At 22 years old, Kelly's career hit a crossroads. He was being set up to fail. If he flourished again at Wilson, he wouldn't have really proved anything. But if he faltered, he would likely be be passed by other prospects and lose his standing in the organization.

So in his own personal way, Kelly made a statement.

"When I found out I didn't make the Charlotte team, I packed up my Pontiac LeMans and told them I was leaving camp if they did not put me on the Charlotte roster by noon," he said. "And they agreed. They gave me a Major League contract and I made my big league debut about a year later."

Kelly played parts of two seasons with the Twins before being selected by Kansas City in the 1969 expansion draft. He was dealt to the Chicago White Sox after the 1970 season, where he he played for five years until being acquired by the Orioles.

Even before his religious revelation, Kelly tried not to harbor any bitterness about racism or discrimination. The same can't be said for former teammate Richie Allen, a tremendous player who was considered surly because of perceived racist practices of the game in the late 1960s and early '70s.

"Some players become deeply embittered," he said. "Richie Allen went though a great deal and maybe he never got over that. As for myself, I got through it and certainly it isn't nice. Nobody likes to be separate. That was life and at that time, that was part of the deal."

After his revelation, Kelly spent the remainder of his career spreading the word of Christ to his teammates, players from opposing teams and even fans.

Unlike in today's athletic landscape, where religion and sport are constantly intertwined, those two entities were rarely combined 30 years ago. Kelly admits his love of God and love for the game didn't always go over well with Weaver.

"Some people would ask why I was always happy, regardless of the outcome of the game," he said. "But that's just how I felt. I felt glory and I knew I had a higher calling. I wanted to win like I did before, but I was a different person."

Kelly had several shining moments on the field. He was named to the 1973 All-Star team, hitting .280 with 22 stolen bases that season for Chicago. And he was a pivotal player in the Orioles' run to the World Series, hitting .364 with one homer and four RBIs in the 1979 ALCS against the California Angels.

Kelly thought that would result in a bigger role in the World Series against the Pittsburgh Pirates, but he saw just four at-bats. After two more seasons of part-time play, Kelly plunged himself into the next phase of his life.

Drastically different from the former athletes who tend to dwell on their past accomplishments, Kelly is not proud of the person he was before his revelation. He would much rather talk about saving souls than saving a game with a leaping catch.

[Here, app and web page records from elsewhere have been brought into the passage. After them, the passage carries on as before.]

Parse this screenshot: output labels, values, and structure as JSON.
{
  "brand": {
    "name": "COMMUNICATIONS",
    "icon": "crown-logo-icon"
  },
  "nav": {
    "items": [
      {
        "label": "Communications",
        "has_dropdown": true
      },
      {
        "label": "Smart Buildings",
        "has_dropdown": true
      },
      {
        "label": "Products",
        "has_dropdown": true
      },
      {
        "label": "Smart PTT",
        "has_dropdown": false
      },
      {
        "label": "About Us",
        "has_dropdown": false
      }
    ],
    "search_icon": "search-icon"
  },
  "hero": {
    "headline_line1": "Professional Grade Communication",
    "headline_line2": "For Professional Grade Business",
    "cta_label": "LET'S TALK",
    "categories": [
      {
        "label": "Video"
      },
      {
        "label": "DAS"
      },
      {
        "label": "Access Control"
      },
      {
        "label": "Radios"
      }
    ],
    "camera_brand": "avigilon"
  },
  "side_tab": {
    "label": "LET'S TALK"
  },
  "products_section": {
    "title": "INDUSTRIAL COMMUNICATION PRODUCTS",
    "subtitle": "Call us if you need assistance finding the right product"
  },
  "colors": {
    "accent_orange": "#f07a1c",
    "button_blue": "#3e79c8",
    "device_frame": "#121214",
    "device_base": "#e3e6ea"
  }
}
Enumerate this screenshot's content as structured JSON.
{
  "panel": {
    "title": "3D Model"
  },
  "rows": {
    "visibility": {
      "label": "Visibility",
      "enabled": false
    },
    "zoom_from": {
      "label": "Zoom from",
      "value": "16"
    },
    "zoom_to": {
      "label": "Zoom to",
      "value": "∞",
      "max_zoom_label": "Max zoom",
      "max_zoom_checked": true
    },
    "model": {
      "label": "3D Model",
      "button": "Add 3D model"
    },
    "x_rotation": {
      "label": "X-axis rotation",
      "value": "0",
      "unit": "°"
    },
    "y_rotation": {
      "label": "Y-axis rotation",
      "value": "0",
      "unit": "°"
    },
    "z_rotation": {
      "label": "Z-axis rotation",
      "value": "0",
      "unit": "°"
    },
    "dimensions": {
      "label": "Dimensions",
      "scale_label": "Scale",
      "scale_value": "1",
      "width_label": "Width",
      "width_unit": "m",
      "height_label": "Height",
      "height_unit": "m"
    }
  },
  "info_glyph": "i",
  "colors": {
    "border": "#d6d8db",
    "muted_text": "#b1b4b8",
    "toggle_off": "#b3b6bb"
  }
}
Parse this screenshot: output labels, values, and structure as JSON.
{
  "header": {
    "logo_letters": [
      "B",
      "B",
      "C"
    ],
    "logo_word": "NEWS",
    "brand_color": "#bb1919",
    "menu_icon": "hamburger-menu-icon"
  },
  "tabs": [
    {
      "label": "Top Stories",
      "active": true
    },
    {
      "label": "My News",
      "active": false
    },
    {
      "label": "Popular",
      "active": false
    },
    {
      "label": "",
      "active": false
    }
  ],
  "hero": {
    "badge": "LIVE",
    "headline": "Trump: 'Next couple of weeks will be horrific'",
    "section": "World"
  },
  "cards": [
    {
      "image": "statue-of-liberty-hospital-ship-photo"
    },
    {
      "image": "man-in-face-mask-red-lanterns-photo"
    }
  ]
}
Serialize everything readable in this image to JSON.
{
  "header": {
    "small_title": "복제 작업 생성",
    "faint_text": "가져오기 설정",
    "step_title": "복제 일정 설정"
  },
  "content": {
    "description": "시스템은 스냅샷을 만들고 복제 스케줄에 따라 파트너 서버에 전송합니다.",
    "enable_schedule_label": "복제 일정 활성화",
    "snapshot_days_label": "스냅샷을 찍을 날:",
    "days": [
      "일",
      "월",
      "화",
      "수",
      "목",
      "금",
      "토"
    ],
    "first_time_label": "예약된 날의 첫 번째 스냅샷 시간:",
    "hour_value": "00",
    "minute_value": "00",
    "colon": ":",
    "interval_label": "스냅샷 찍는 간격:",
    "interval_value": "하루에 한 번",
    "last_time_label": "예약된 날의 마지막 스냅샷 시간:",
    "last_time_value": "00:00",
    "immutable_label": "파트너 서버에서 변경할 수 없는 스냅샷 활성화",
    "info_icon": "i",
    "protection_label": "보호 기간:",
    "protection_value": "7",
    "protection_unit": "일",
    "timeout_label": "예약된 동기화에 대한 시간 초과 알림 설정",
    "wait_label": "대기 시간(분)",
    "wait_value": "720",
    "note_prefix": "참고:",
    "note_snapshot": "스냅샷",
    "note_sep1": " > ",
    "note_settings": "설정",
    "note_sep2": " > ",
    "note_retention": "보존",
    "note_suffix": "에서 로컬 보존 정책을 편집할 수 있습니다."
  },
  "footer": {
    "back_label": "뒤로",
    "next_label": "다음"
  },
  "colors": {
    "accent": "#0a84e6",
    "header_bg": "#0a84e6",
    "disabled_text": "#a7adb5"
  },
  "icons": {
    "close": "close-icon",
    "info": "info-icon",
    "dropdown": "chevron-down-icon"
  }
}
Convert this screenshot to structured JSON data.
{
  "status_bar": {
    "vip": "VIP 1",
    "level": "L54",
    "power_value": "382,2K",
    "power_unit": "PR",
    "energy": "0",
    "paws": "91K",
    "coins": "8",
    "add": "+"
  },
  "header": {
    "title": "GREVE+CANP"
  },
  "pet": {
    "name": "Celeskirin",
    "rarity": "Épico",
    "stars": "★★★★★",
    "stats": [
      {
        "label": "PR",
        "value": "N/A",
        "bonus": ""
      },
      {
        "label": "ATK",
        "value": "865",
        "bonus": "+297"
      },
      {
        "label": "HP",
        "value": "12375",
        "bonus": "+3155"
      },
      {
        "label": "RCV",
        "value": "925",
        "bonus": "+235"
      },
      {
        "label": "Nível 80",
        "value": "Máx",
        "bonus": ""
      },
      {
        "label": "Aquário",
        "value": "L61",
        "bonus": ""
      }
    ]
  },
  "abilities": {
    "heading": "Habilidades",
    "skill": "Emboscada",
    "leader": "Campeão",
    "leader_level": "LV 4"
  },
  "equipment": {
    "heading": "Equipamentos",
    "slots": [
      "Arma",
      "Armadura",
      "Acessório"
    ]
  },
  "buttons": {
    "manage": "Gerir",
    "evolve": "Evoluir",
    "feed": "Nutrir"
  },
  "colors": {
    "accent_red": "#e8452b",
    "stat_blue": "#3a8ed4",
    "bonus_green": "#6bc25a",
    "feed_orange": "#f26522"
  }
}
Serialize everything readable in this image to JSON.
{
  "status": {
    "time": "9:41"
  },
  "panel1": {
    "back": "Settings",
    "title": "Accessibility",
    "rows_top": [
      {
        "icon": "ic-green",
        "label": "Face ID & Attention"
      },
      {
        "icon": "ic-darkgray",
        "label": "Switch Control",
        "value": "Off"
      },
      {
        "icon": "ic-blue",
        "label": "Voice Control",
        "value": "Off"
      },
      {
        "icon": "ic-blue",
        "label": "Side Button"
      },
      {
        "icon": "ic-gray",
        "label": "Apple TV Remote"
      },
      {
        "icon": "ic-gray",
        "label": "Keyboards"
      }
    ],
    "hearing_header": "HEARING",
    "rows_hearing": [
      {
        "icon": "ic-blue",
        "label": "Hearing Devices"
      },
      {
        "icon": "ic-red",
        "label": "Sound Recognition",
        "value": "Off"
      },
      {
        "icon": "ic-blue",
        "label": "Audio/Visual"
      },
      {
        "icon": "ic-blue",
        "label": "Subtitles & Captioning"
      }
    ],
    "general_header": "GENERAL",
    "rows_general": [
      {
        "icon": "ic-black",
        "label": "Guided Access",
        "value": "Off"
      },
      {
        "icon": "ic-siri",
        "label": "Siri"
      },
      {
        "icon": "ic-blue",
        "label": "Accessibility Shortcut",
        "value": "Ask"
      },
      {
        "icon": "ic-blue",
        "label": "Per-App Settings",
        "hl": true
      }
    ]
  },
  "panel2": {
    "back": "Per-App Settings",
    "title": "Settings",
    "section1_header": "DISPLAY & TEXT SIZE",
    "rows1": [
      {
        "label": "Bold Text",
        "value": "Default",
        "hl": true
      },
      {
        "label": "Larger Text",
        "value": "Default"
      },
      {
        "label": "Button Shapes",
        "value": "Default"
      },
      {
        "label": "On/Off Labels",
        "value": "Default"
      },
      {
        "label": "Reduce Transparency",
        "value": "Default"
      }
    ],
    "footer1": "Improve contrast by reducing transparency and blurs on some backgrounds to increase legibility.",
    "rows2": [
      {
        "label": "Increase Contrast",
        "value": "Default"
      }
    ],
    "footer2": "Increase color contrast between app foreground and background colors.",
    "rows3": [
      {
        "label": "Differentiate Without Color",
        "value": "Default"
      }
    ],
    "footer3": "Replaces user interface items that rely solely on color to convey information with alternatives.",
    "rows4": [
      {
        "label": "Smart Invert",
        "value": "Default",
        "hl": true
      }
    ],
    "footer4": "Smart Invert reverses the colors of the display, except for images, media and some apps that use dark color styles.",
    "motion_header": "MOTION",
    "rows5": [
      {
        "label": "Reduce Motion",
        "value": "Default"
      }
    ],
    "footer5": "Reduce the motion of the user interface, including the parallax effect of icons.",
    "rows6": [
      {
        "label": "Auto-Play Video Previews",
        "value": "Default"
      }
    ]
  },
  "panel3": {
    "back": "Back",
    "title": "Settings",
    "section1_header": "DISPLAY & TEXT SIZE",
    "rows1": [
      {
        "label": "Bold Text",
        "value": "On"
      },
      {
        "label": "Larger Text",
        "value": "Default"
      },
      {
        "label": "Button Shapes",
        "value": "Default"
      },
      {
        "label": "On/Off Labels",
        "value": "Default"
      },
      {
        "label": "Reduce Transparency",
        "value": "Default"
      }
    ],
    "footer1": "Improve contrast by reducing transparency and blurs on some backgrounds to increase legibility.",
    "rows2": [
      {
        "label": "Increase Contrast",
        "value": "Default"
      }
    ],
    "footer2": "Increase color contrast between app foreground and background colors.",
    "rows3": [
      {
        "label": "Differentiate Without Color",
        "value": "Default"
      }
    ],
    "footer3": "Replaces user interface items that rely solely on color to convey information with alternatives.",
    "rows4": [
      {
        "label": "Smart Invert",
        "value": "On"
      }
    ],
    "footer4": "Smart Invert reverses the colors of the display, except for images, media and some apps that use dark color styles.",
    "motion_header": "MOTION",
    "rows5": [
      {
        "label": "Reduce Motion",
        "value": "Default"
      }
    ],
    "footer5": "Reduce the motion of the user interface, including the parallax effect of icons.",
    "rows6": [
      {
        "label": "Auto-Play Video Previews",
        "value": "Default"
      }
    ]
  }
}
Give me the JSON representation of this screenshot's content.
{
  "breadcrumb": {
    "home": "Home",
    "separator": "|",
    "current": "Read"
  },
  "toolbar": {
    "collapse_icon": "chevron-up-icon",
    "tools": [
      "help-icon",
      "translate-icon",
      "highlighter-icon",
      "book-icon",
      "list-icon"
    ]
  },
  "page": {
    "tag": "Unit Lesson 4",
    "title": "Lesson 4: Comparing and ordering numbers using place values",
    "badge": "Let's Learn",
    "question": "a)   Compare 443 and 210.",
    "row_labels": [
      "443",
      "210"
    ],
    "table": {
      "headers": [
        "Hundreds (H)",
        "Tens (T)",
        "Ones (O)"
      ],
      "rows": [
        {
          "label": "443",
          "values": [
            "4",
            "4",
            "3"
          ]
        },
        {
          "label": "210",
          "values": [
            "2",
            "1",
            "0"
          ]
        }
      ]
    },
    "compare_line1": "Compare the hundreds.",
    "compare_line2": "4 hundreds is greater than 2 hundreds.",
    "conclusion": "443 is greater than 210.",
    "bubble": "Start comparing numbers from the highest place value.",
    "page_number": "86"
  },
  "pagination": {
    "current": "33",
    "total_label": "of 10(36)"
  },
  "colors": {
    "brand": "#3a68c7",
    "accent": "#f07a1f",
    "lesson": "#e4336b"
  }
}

"I gained a far greater life," he said. "(God) took a no-good, rotten ballplayer and made something out of me. That's why I preach the word. I've risen upon the circumstance. I am not all that I ought to be, but I thank God I am not what I used to be. I preach to white and black, rich and poor, and that's what fulfills me now."